This chapter describes the NSPR functions used to perform operations such as system access, normal file I/O, and socket (network) I/O.
For sample code that illustrates basic I/O operations, see Introduction_to_NSPR>. For information about the types most commonly used with the functions described in this chapter, see I/O Types.
Functions that Operate on Pathnames¶
A file or directory in a file system is specified by its pathname. NSPR uses Unix-style pathnames, which are null-terminated character strings. Only the ASCII character set is supported. The forward slash (/) separates the directories in a pathname. NSPR converts the slashes in a pathname to the directory separator of the native OS–for example, backslash () on Windows and colon (:) on Mac OS–before passing it to the native system calls.
Some file systems also differentiate drives or volumes.
Functions that Act on File Descriptors¶
Directory I/O Functions¶
Socket Manipulation Functions¶
The network programming interface presented here is a socket API modeled after the popular Berkeley sockets. Differences include the following:
The blocking socket functions in NSPR take a timeout parameter.
List of functions:
Converting Between Host and Network Addresses¶
Memory-Mapped I/O Functions¶
The memory-mapped I/O functions allow sections of a file to be mapped to memory regions, allowing read-write accesses to the file to be accomplished by normal memory accesses.
Memory-mapped I/O functions are currently implemented for Unix, Linux, Mac OS X, and Win32 only.
Anonymous Pipe Function¶
This section describes two of the most important polling functions provided by NSPR:
A pollable event is a special kind of file descriptor. The only I/O operation you can perform on a pollable event is to poll it with the PR_POLL_READ flag. You cannot read from or write to a pollable event.
The purpose of a pollable event is to combine event waiting with I/O waiting in a single PR_Poll call. Pollable events are implemented using a pipe or a pair of TCP sockets connected via the loopback address, therefore setting and/or waiting for pollable events are expensive operating system calls. Do not use pollable events for general thread synchronization; use condition variables instead.
A pollable event has two states: set and unset. Events are not queued, so there is no notion of an event count. A pollable event is either set or unset.
File descriptors may be layered. For example, SSL is a layer on top of a reliable bytestream layer such as TCP.
Each type of layer has a unique identity, which is allocated by the runtime. The layer implementer should associate the identity with all layers of that type. It is then possible to scan the chain of layers and find a layer that one recognizes and therefore predict that it will implement a desired protocol.
A layer can be pushed onto or popped from an existing stack of layers. The file descriptor of the top layer can be passed to NSPR I/O functions, which invoke the appropriate version of the I/O methods polymorphically.

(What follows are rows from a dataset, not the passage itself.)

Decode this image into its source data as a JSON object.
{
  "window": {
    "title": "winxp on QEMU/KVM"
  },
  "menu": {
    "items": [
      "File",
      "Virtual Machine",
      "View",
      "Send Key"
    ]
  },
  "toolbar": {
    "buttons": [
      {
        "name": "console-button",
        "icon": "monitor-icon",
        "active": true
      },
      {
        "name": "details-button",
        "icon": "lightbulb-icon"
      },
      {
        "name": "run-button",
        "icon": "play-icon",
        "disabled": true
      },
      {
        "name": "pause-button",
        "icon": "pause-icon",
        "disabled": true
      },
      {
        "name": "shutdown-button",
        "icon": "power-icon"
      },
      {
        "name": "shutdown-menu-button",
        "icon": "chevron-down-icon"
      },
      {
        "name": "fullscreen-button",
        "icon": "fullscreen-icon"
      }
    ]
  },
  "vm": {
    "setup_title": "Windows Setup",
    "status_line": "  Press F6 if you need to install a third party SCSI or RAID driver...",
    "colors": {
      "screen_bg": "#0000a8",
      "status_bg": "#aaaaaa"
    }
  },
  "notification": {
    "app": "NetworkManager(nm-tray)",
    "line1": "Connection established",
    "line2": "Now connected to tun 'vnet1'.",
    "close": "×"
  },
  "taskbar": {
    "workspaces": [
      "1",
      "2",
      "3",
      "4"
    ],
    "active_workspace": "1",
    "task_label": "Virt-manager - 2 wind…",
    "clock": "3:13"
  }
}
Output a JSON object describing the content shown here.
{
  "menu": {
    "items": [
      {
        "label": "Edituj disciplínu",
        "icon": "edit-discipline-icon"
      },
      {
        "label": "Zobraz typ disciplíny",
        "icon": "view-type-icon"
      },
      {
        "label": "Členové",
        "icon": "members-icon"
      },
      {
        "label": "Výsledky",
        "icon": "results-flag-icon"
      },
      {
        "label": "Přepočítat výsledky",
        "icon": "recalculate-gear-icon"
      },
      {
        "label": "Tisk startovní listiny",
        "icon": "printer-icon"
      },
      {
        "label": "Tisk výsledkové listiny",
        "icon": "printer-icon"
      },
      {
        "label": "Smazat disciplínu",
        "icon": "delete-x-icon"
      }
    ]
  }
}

NSPR defines three identities:
#define PR_INVALID_IO_LAYER (PRDescIdentity)-1 #define PR_TOP_IO_LAYER (PRDescIdentity)-2 #define PR_NSPR_IO_LAYER (PRDescIdentity)0
PR_INVALID_IO_LAYER: An invalid layer identify (for error return).
PR_TOP_IO_LAYER: The identity of the top of the stack.
PR_NSPR_IO_LAYER: The identity for the layer implemented by NSPR.
PR_TOP_IO_LAYER may be used as a shorthand for identifying the topmost layer of an existing stack. For example, the following lines of code are equivalent:
rv = PR_PushIOLayer(stack, PR_TOP_IO_LAYER, my_layer);
rv = PR_PushIOLayer(stack, PR_GetLayersIdentity(stack), my_layer);